▶ _Instructions for the task_
Write out the data below in full, please. Keep every character as given.

▶ _Data for this task_

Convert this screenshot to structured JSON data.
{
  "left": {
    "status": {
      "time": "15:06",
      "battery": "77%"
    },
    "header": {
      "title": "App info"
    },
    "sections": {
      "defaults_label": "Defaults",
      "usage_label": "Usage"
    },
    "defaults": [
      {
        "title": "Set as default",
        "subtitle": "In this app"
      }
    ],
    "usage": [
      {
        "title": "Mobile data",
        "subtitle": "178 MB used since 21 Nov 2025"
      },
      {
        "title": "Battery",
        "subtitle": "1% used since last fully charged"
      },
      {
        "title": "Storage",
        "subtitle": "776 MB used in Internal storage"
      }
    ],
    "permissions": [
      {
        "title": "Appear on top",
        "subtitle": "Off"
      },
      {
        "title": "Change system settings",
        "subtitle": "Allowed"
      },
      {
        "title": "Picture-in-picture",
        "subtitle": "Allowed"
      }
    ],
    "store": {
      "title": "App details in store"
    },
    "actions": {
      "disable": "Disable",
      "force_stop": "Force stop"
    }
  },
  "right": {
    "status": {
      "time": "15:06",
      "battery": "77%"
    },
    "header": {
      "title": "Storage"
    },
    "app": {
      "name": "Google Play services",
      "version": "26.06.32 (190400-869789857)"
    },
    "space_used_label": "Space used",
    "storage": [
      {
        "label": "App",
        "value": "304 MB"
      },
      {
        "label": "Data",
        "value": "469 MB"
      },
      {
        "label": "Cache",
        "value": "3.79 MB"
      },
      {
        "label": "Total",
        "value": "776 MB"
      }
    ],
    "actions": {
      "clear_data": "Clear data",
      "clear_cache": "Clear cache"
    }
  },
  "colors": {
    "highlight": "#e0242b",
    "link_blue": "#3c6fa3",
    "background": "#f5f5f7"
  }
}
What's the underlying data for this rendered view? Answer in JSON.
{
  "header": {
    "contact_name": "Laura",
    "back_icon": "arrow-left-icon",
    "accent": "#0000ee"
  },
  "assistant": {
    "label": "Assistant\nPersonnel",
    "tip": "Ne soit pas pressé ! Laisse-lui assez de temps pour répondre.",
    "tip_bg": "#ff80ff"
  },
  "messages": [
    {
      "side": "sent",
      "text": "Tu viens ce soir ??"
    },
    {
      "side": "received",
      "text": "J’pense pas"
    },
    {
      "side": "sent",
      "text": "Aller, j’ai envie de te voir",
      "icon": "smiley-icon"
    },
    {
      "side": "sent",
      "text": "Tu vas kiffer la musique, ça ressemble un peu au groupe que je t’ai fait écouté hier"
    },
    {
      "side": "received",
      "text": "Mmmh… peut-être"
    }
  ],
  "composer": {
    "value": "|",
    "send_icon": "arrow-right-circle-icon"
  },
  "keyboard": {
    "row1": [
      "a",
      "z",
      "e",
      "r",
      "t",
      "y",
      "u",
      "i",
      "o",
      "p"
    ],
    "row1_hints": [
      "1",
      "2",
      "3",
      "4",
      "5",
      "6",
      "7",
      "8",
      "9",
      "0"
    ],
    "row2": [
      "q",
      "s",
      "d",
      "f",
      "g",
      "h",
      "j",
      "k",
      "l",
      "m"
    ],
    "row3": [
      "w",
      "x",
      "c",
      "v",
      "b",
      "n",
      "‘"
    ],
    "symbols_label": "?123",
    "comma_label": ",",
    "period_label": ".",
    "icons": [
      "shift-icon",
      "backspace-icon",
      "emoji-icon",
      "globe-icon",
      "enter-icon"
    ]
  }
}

▶ _Answer to the exercise_
Convert this screenshot to structured JSON data.
{
  "left": {
    "status": {
      "time": "15:06",
      "battery": "77%"
    },
    "header": {
      "title": "App info"
    },
    "sections": {
      "defaults_label": "Defaults",
      "usage_label": "Usage"
    },
    "defaults": [
      {
        "title": "Set as default",
        "subtitle": "In this app"
      }
    ],
    "usage": [
      {
        "title": "Mobile data",
        "subtitle": "178 MB used since 21 Nov 2025"
      },
      {
        "title": "Battery",
        "subtitle": "1% used since last fully charged"
      },
      {
        "title": "Storage",
        "subtitle": "776 MB used in Internal storage"
      }
    ],
    "permissions": [
      {
        "title": "Appear on top",
        "subtitle": "Off"
      },
      {
        "title": "Change system settings",
        "subtitle": "Allowed"
      },
      {
        "title": "Picture-in-picture",
        "subtitle": "Allowed"
      }
    ],
    "store": {
      "title": "App details in store"
    },
    "actions": {
      "disable": "Disable",
      "force_stop": "Force stop"
    }
  },
  "right": {
    "status": {
      "time": "15:06",
      "battery": "77%"
    },
    "header": {
      "title": "Storage"
    },
    "app": {
      "name": "Google Play services",
      "version": "26.06.32 (190400-869789857)"
    },
    "space_used_label": "Space used",
    "storage": [
      {
        "label": "App",
        "value": "304 MB"
      },
      {
        "label": "Data",
        "value": "469 MB"
      },
      {
        "label": "Cache",
        "value": "3.79 MB"
      },
      {
        "label": "Total",
        "value": "776 MB"
      }
    ],
    "actions": {
      "clear_data": "Clear data",
      "clear_cache": "Clear cache"
    }
  },
  "colors": {
    "highlight": "#e0242b",
    "link_blue": "#3c6fa3",
    "background": "#f5f5f7"
  }
}
What's the underlying data for this rendered view? Answer in JSON.
{
  "header": {
    "contact_name": "Laura",
    "back_icon": "arrow-left-icon",
    "accent": "#0000ee"
  },
  "assistant": {
    "label": "Assistant\nPersonnel",
    "tip": "Ne soit pas pressé ! Laisse-lui assez de temps pour répondre.",
    "tip_bg": "#ff80ff"
  },
  "messages": [
    {
      "side": "sent",
      "text": "Tu viens ce soir ??"
    },
    {
      "side": "received",
      "text": "J’pense pas"
    },
    {
      "side": "sent",
      "text": "Aller, j’ai envie de te voir",
      "icon": "smiley-icon"
    },
    {
      "side": "sent",
      "text": "Tu vas kiffer la musique, ça ressemble un peu au groupe que je t’ai fait écouté hier"
    },
    {
      "side": "received",
      "text": "Mmmh… peut-être"
    }
  ],
  "composer": {
    "value": "|",
    "send_icon": "arrow-right-circle-icon"
  },
  "keyboard": {
    "row1": [
      "a",
      "z",
      "e",
      "r",
      "t",
      "y",
      "u",
      "i",
      "o",
      "p"
    ],
    "row1_hints": [
      "1",
      "2",
      "3",
      "4",
      "5",
      "6",
      "7",
      "8",
      "9",
      "0"
    ],
    "row2": [
      "q",
      "s",
      "d",
      "f",
      "g",
      "h",
      "j",
      "k",
      "l",
      "m"
    ],
    "row3": [
      "w",
      "x",
      "c",
      "v",
      "b",
      "n",
      "‘"
    ],
    "symbols_label": "?123",
    "comma_label": ",",
    "period_label": ".",
    "icons": [
      "shift-icon",
      "backspace-icon",
      "emoji-icon",
      "globe-icon",
      "enter-icon"
    ]
  }
}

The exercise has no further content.